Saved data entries
····················
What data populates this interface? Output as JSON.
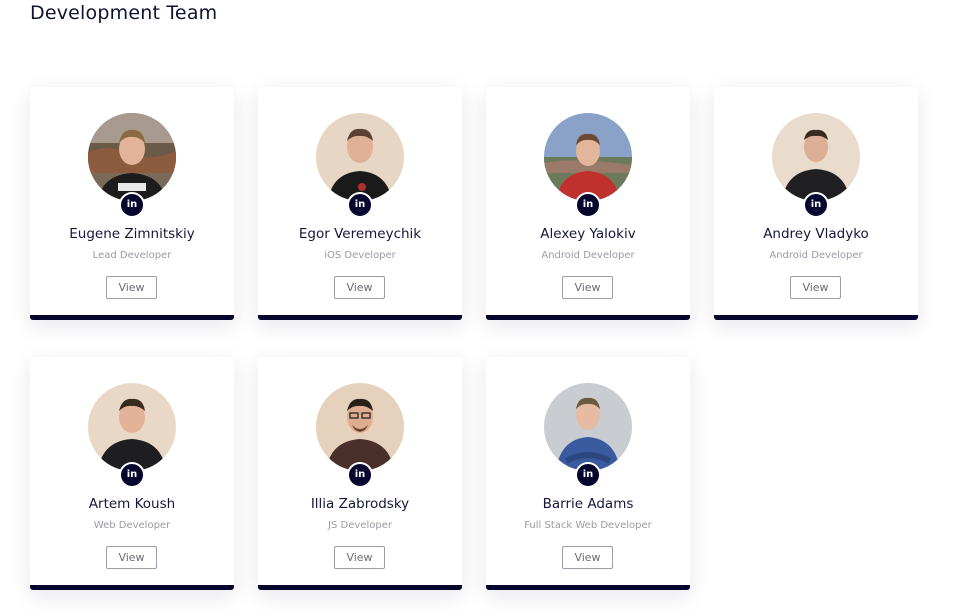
{
  "section": {
    "title": "Development Team"
  },
  "colors": {
    "accent": "#06062e",
    "card_bg": "#ffffff"
  },
  "team": [
    {
      "name": "Eugene Zimnitskiy",
      "role": "Lead Developer",
      "view_label": "View",
      "social_icon": "linkedin-icon",
      "social_label": "in"
    },
    {
      "name": "Egor Veremeychik",
      "role": "iOS Developer",
      "view_label": "View",
      "social_icon": "linkedin-icon",
      "social_label": "in"
    },
    {
      "name": "Alexey Yalokiv",
      "role": "Android Developer",
      "view_label": "View",
      "social_icon": "linkedin-icon",
      "social_label": "in"
    },
    {
      "name": "Andrey Vladyko",
      "role": "Android Developer",
      "view_label": "View",
      "social_icon": "linkedin-icon",
      "social_label": "in"
    },
    {
      "name": "Artem Koush",
      "role": "Web Developer",
      "view_label": "View",
      "social_icon": "linkedin-icon",
      "social_label": "in"
    },
    {
      "name": "Illia Zabrodsky",
      "role": "JS Developer",
      "view_label": "View",
      "social_icon": "linkedin-icon",
      "social_label": "in"
    },
    {
      "name": "Barrie Adams",
      "role": "Full Stack Web Developer",
      "view_label": "View",
      "social_icon": "linkedin-icon",
      "social_label": "in"
    }
  ]
}
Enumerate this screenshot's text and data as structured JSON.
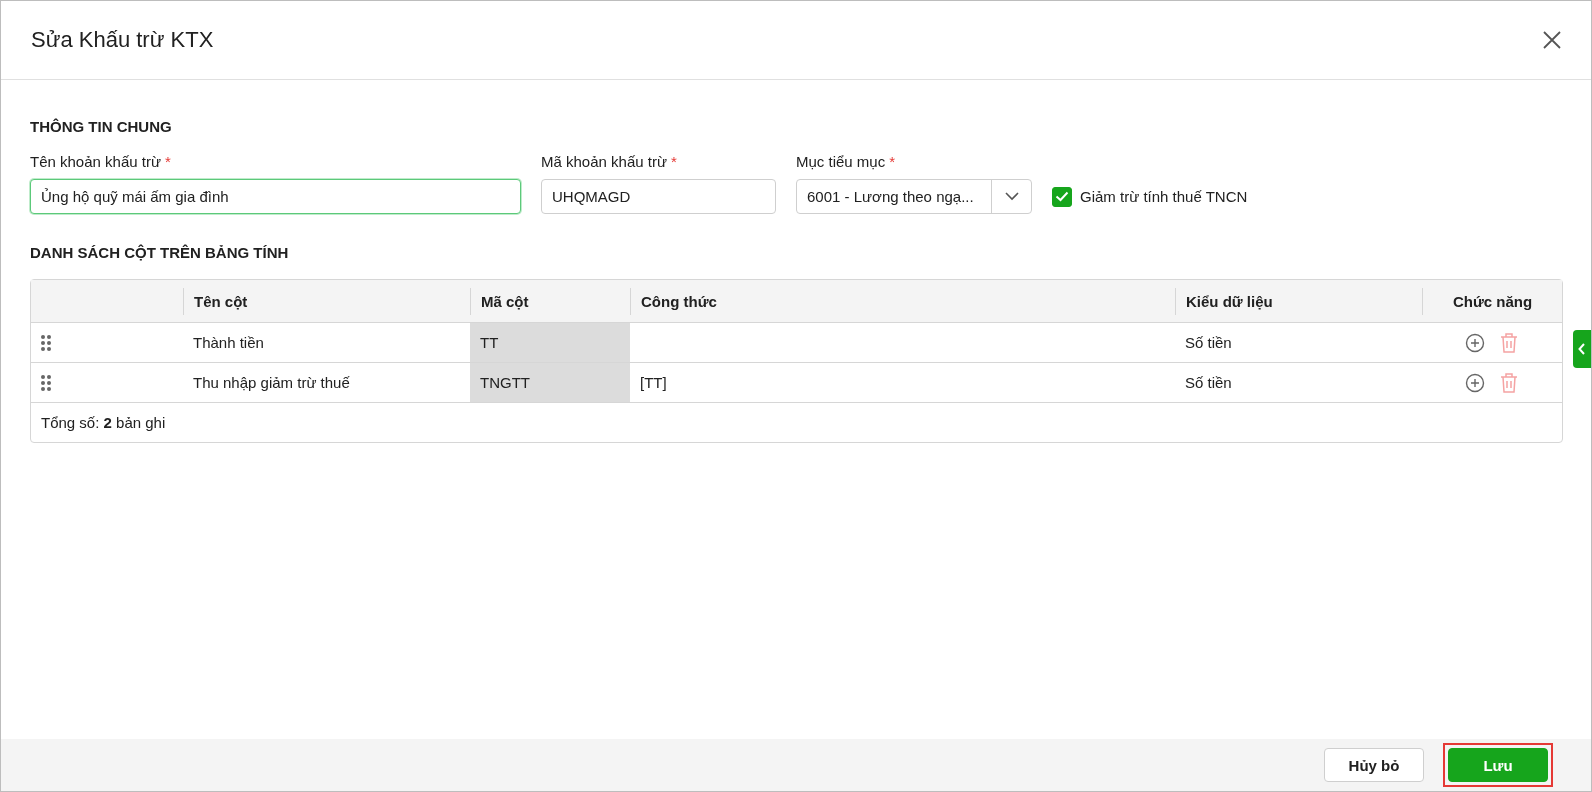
{
  "window": {
    "title": "Sửa Khấu trừ KTX"
  },
  "general": {
    "heading": "THÔNG TIN CHUNG",
    "fields": [
      {
        "kind": "text",
        "label": "Tên khoản khấu trừ",
        "required": "*",
        "value": "Ủng hộ quỹ mái ấm gia đình",
        "focused": true
      },
      {
        "kind": "text",
        "label": "Mã khoản khấu trừ",
        "required": "*",
        "value": "UHQMAGD",
        "focused": false
      },
      {
        "kind": "select",
        "label": "Mục tiểu mục",
        "required": "*",
        "value": "6001 - Lương theo ngạ...",
        "focused": false
      }
    ],
    "checkbox": {
      "label": "Giảm trừ tính thuế TNCN",
      "checked": true
    }
  },
  "columns_section": {
    "heading": "DANH SÁCH CỘT TRÊN BẢNG TÍNH",
    "table": {
      "columns": [
        "Tên cột",
        "Mã cột",
        "Công thức",
        "Kiểu dữ liệu",
        "Chức năng"
      ],
      "rows": [
        {
          "name": "Thành tiền",
          "code": "TT",
          "type": "Số tiền"
        },
        {
          "name": "Thu nhập giảm trừ thuế",
          "code": "TNGTT",
          "formula": "[TT]",
          "type": "Số tiền"
        }
      ],
      "total": "Tổng số: **2** bản ghi"
    }
  },
  "footer": {
    "buttons": [
      {
        "label": "Hủy bỏ",
        "kind": "secondary",
        "highlighted": false
      },
      {
        "label": "Lưu",
        "kind": "primary",
        "highlighted": true
      }
    ]
  }
}
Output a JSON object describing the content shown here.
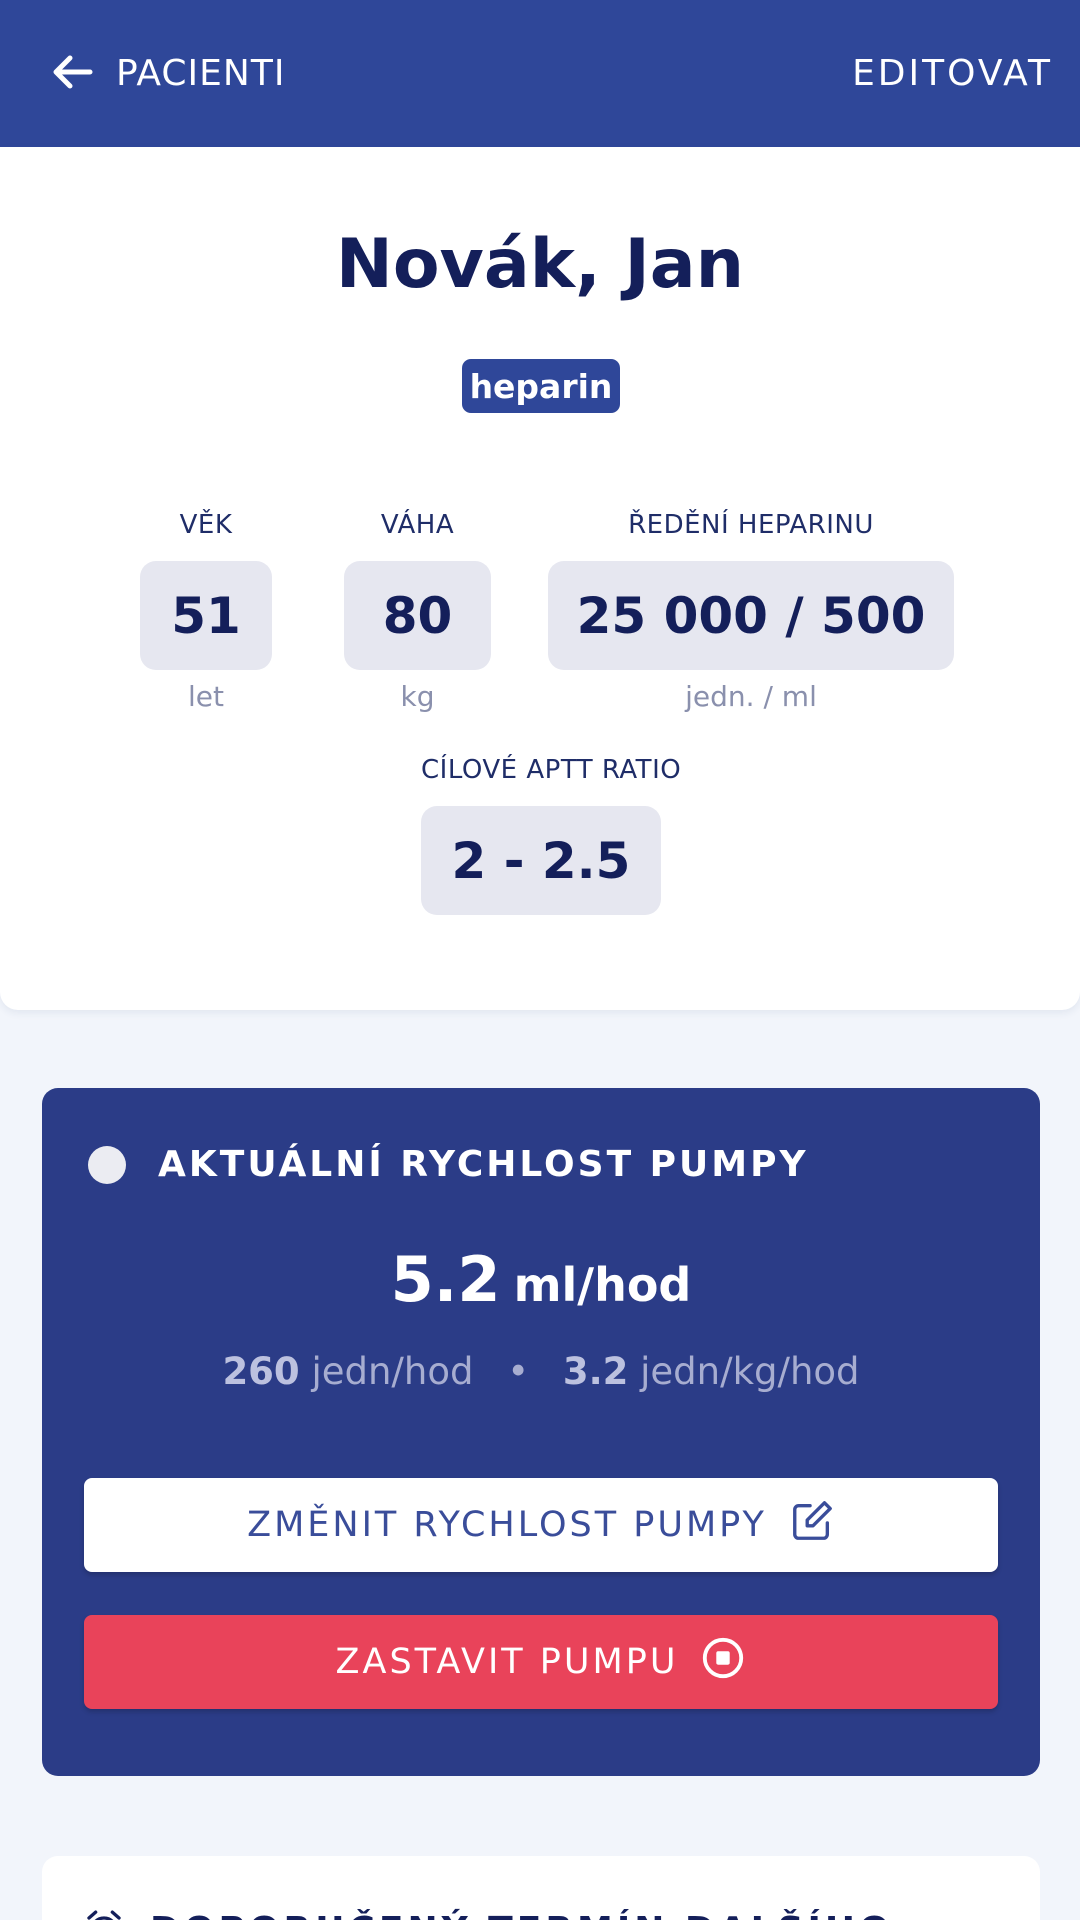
{
  "header": {
    "back_label": "PACIENTI",
    "edit_label": "EDITOVAT"
  },
  "patient": {
    "name": "Novák, Jan",
    "drug_badge": "heparin",
    "age": {
      "label": "VĚK",
      "value": "51",
      "unit": "let"
    },
    "weight": {
      "label": "VÁHA",
      "value": "80",
      "unit": "kg"
    },
    "dilution": {
      "label": "ŘEDĚNÍ HEPARINU",
      "value": "25 000 / 500",
      "unit": "jedn. / ml"
    },
    "aptt": {
      "label": "CÍLOVÉ APTT RATIO",
      "value": "2 - 2.5"
    }
  },
  "pump": {
    "title": "AKTUÁLNÍ RYCHLOST PUMPY",
    "rate_value": "5.2",
    "rate_unit": "ml/hod",
    "units_value": "260",
    "units_label": "jedn/hod",
    "separator": "•",
    "per_kg_value": "3.2",
    "per_kg_label": "jedn/kg/hod",
    "change_button": "ZMĚNIT RYCHLOST PUMPY",
    "stop_button": "ZASTAVIT PUMPU"
  },
  "next_check": {
    "title": "DOPORUČENÝ TERMÍN DALŠÍHO"
  },
  "colors": {
    "header_bg": "#2f4799",
    "pump_card_bg": "#2b3c87",
    "stop_button_bg": "#e9435a",
    "stat_box_bg": "#e6e7f0",
    "text_dark": "#141f5a"
  },
  "icons": {
    "back": "arrow-left-icon",
    "status": "status-dot-icon",
    "edit": "edit-icon",
    "stop": "stop-circle-icon",
    "alarm": "alarm-clock-icon"
  }
}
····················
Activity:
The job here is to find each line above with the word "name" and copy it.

Solved problem:
      "name": "Eugene Zimnitskiy",
      "name": "Egor Veremeychik",
      "name": "Alexey Yalokiv",
      "name": "Andrey Vladyko",
      "name": "Artem Koush",
      "name": "Illia Zabrodsky",
      "name": "Barrie Adams",
          "name": "Thành tiền",
          "name": "Thu nhập giảm trừ thuế",
    "name": "Novák, Jan",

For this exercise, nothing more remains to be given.